Today we are going to be discussing Calendly/emilygaston…I have used Calendly in a handful of different methods. My number of meetings increased when I was using Calendly.
Today comes news from a startup that has been a part of that pattern: Calendly, a popular cloud-based service that people utilize to establish and verify meeting times with others, has closed an investment of $350 million from OpenView Endeavor Partners and Iconiq.
The funding round consists of both secondary and primary cash (somewhat more of the latter than the former, from what I comprehend) and values the Atlanta-based startup at over $3 billion.

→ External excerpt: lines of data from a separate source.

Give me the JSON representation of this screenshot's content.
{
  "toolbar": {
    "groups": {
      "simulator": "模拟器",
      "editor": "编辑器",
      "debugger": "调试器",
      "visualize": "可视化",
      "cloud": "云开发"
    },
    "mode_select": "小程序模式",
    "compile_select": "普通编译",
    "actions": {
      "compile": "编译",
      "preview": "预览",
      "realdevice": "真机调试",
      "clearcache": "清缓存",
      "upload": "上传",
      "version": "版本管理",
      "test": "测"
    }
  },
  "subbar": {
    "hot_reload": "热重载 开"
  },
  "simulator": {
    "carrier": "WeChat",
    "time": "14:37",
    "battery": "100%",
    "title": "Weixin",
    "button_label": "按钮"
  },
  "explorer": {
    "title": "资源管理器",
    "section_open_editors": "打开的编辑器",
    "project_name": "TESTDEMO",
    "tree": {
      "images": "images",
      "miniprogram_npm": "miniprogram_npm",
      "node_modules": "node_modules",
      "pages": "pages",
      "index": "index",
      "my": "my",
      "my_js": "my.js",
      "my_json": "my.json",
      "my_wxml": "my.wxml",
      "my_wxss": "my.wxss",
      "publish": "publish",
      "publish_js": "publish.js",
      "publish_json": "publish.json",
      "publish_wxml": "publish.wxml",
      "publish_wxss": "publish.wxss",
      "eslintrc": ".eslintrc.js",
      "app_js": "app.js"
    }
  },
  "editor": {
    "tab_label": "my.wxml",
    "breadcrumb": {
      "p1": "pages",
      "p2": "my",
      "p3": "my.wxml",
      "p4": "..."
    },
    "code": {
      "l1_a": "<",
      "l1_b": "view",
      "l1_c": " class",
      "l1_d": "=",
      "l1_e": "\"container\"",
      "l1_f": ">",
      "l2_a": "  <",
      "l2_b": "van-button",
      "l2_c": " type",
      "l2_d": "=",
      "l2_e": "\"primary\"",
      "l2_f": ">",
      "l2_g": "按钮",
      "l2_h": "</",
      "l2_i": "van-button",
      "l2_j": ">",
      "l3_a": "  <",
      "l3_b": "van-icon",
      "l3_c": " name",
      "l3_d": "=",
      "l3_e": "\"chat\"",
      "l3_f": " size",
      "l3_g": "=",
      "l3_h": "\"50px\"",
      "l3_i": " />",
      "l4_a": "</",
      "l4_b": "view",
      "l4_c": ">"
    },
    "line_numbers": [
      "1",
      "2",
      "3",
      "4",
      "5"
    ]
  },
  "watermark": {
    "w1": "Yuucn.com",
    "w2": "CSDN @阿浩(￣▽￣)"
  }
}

Not bad for a business that before now had raised simply $550,000, including the life savings of the creator and CEO, Tope Awotona, to initially get off the ground.

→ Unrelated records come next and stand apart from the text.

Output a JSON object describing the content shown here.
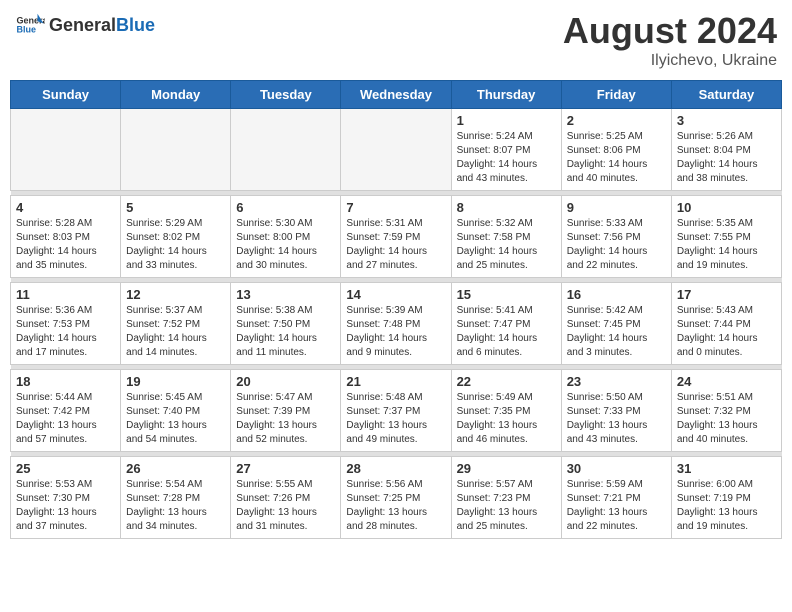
{
  "header": {
    "logo_general": "General",
    "logo_blue": "Blue",
    "title": "August 2024",
    "subtitle": "Ilyichevo, Ukraine"
  },
  "weekdays": [
    "Sunday",
    "Monday",
    "Tuesday",
    "Wednesday",
    "Thursday",
    "Friday",
    "Saturday"
  ],
  "weeks": [
    [
      {
        "day": "",
        "empty": true
      },
      {
        "day": "",
        "empty": true
      },
      {
        "day": "",
        "empty": true
      },
      {
        "day": "",
        "empty": true
      },
      {
        "day": "1",
        "sunrise": "5:24 AM",
        "sunset": "8:07 PM",
        "daylight": "14 hours and 43 minutes."
      },
      {
        "day": "2",
        "sunrise": "5:25 AM",
        "sunset": "8:06 PM",
        "daylight": "14 hours and 40 minutes."
      },
      {
        "day": "3",
        "sunrise": "5:26 AM",
        "sunset": "8:04 PM",
        "daylight": "14 hours and 38 minutes."
      }
    ],
    [
      {
        "day": "4",
        "sunrise": "5:28 AM",
        "sunset": "8:03 PM",
        "daylight": "14 hours and 35 minutes."
      },
      {
        "day": "5",
        "sunrise": "5:29 AM",
        "sunset": "8:02 PM",
        "daylight": "14 hours and 33 minutes."
      },
      {
        "day": "6",
        "sunrise": "5:30 AM",
        "sunset": "8:00 PM",
        "daylight": "14 hours and 30 minutes."
      },
      {
        "day": "7",
        "sunrise": "5:31 AM",
        "sunset": "7:59 PM",
        "daylight": "14 hours and 27 minutes."
      },
      {
        "day": "8",
        "sunrise": "5:32 AM",
        "sunset": "7:58 PM",
        "daylight": "14 hours and 25 minutes."
      },
      {
        "day": "9",
        "sunrise": "5:33 AM",
        "sunset": "7:56 PM",
        "daylight": "14 hours and 22 minutes."
      },
      {
        "day": "10",
        "sunrise": "5:35 AM",
        "sunset": "7:55 PM",
        "daylight": "14 hours and 19 minutes."
      }
    ],
    [
      {
        "day": "11",
        "sunrise": "5:36 AM",
        "sunset": "7:53 PM",
        "daylight": "14 hours and 17 minutes."
      },
      {
        "day": "12",
        "sunrise": "5:37 AM",
        "sunset": "7:52 PM",
        "daylight": "14 hours and 14 minutes."
      },
      {
        "day": "13",
        "sunrise": "5:38 AM",
        "sunset": "7:50 PM",
        "daylight": "14 hours and 11 minutes."
      },
      {
        "day": "14",
        "sunrise": "5:39 AM",
        "sunset": "7:48 PM",
        "daylight": "14 hours and 9 minutes."
      },
      {
        "day": "15",
        "sunrise": "5:41 AM",
        "sunset": "7:47 PM",
        "daylight": "14 hours and 6 minutes."
      },
      {
        "day": "16",
        "sunrise": "5:42 AM",
        "sunset": "7:45 PM",
        "daylight": "14 hours and 3 minutes."
      },
      {
        "day": "17",
        "sunrise": "5:43 AM",
        "sunset": "7:44 PM",
        "daylight": "14 hours and 0 minutes."
      }
    ],
    [
      {
        "day": "18",
        "sunrise": "5:44 AM",
        "sunset": "7:42 PM",
        "daylight": "13 hours and 57 minutes."
      },
      {
        "day": "19",
        "sunrise": "5:45 AM",
        "sunset": "7:40 PM",
        "daylight": "13 hours and 54 minutes."
      },
      {
        "day": "20",
        "sunrise": "5:47 AM",
        "sunset": "7:39 PM",
        "daylight": "13 hours and 52 minutes."
      },
      {
        "day": "21",
        "sunrise": "5:48 AM",
        "sunset": "7:37 PM",
        "daylight": "13 hours and 49 minutes."
      },
      {
        "day": "22",
        "sunrise": "5:49 AM",
        "sunset": "7:35 PM",
        "daylight": "13 hours and 46 minutes."
      },
      {
        "day": "23",
        "sunrise": "5:50 AM",
        "sunset": "7:33 PM",
        "daylight": "13 hours and 43 minutes."
      },
      {
        "day": "24",
        "sunrise": "5:51 AM",
        "sunset": "7:32 PM",
        "daylight": "13 hours and 40 minutes."
      }
    ],
    [
      {
        "day": "25",
        "sunrise": "5:53 AM",
        "sunset": "7:30 PM",
        "daylight": "13 hours and 37 minutes."
      },
      {
        "day": "26",
        "sunrise": "5:54 AM",
        "sunset": "7:28 PM",
        "daylight": "13 hours and 34 minutes."
      },
      {
        "day": "27",
        "sunrise": "5:55 AM",
        "sunset": "7:26 PM",
        "daylight": "13 hours and 31 minutes."
      },
      {
        "day": "28",
        "sunrise": "5:56 AM",
        "sunset": "7:25 PM",
        "daylight": "13 hours and 28 minutes."
      },
      {
        "day": "29",
        "sunrise": "5:57 AM",
        "sunset": "7:23 PM",
        "daylight": "13 hours and 25 minutes."
      },
      {
        "day": "30",
        "sunrise": "5:59 AM",
        "sunset": "7:21 PM",
        "daylight": "13 hours and 22 minutes."
      },
      {
        "day": "31",
        "sunrise": "6:00 AM",
        "sunset": "7:19 PM",
        "daylight": "13 hours and 19 minutes."
      }
    ]
  ]
}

Calendly is a freemium software-as-a-service, developed around what is essentially a really basic piece of performance.
It’s a platform that supplies a quick method to manage open spaces in your calendar for individuals to book consultations with you in those spaces, which then likewise books out the time in calendars like Google’s or Microsoft Outlook– with a growing variety of tools to boost that experience, including the ability to pay for a service in case your appointment is not a company meeting however, say, a yoga class. Prices varieties from totally free (one calendar/one user/one event) to premium ($ 8/month) and professional ($ 12/month) for more calendars, events, combinations and features, with larger plans for business likewise available.
Its development, meanwhile, needs to date been based mostly around a really organic technique: Calendly invites become links to Calendly itself, so people who use it and like it can (and do) start to use it, too.
The large range of its use cases, and the virality of that development strategy, have been winners. Calendly is already successful, and it has actually been for years. And more just recently, it has actually seen a boost, specifically in the last twelve months, as new Calendly users have actually emerged, as a result of how we are living.
We might not be doing more standard “business meetings” per week, but the number of conferences we now need to establish, has actually gone up.
All of the unscripted and serendipitous encounters we utilized to have around an office, or an area coffee shop, or the park? Those likewise require invites for online conferences.
Therefore do sessions with therapists, virtual supper celebrations, and even (where they can still take place) in-person meetings, which are typically now happening with more timed accuracy and more record-keeping, to keep social distancing and potential contact tracing in better order.
Currently, some 10 countless us are using Calendly for all of this on a monthly basis, with that number growing 1,180% last year. The army of service users from business like Twilio, Zoom, and UCSF has actually been joined by instructors, specialists, entrepreneurs, and freelancers, the business says.
The business last year made about $70 million annually in membership incomes from its SaaS-based service model and seems positive that its aggregated revenues will not long from now get to $1 billion.
So while the secondary financing is going towards offering liquidity to existing investors and early employees, Awotona stated the strategy will be to use the main capital to purchase the company’s organization.
That will consist of developing out its platform with more tools and combinations– it began with and still has a considerable R&D operation in Kiev, Ukraine– expanding its operations with more skill (it currently has around 200 employees and plans to double headcount), further company development and more. Calendly/emilygaston
Two notable carry on that front are likewise being announced with the financing: Jeff Diana is coming on as primary people officer with a mission to double the business’s employee base. And Patrick Moran– previously of Quip and New Relic– is joing as Calendly’s first chief earnings officer. Notably, both are based in San Francisco– not Atlanta.
That focus for building in San Francisco is currently a big modification for Calendly. The startup, which is going on eight years of ages, has been somewhat off the radar for many years.
That remains in part due to the reality that it raised really little money already (just $550,000 from a handful of investors that consist of OpenView, Atlanta Ventures, IncWell and Greenspring Associates).
It’s also based in Atlanta, a progressively notable city for technology startups and other business but generally short on being credited for its heft because department (SalesLoft, Amex-acquired Kabbage, OneTrust, Bakkt, and numerous others are based there, with others like Mailchimp also not too far away).
And maybe most of all, proactively courting promotion did not appear to be part of Calendly’s development playbook.
In fact, Calendly might have closed this huge round quietly and continued to get on with organization, were it not for a brief Tweet last autumn that indicated the company raising money and shaping up to be a quiet giant.
” The business’s capital effectiveness and what @TopeAwotona has developed should have way more credit than they get,” it read. “Maybe this will start to alter that acknowledgment.”
Does Calendly have a free option? Calendly/emilygaston
After that brief note on Twitter– flagged on TechCrunch’s internal message board– I made a guess at Awotona’s email, sent a note presenting myself, and waited to see if I would get a reply.
I ultimately did get a response, in the form of a brief note consenting to chat, with a Calendly link (naturally) to pick a time.
( Thanks, unnamed TC author, for never discussing Calendly when Tope initially pitched you years ago: you might have whet his cravings to react to me.). Calendly/emilygaston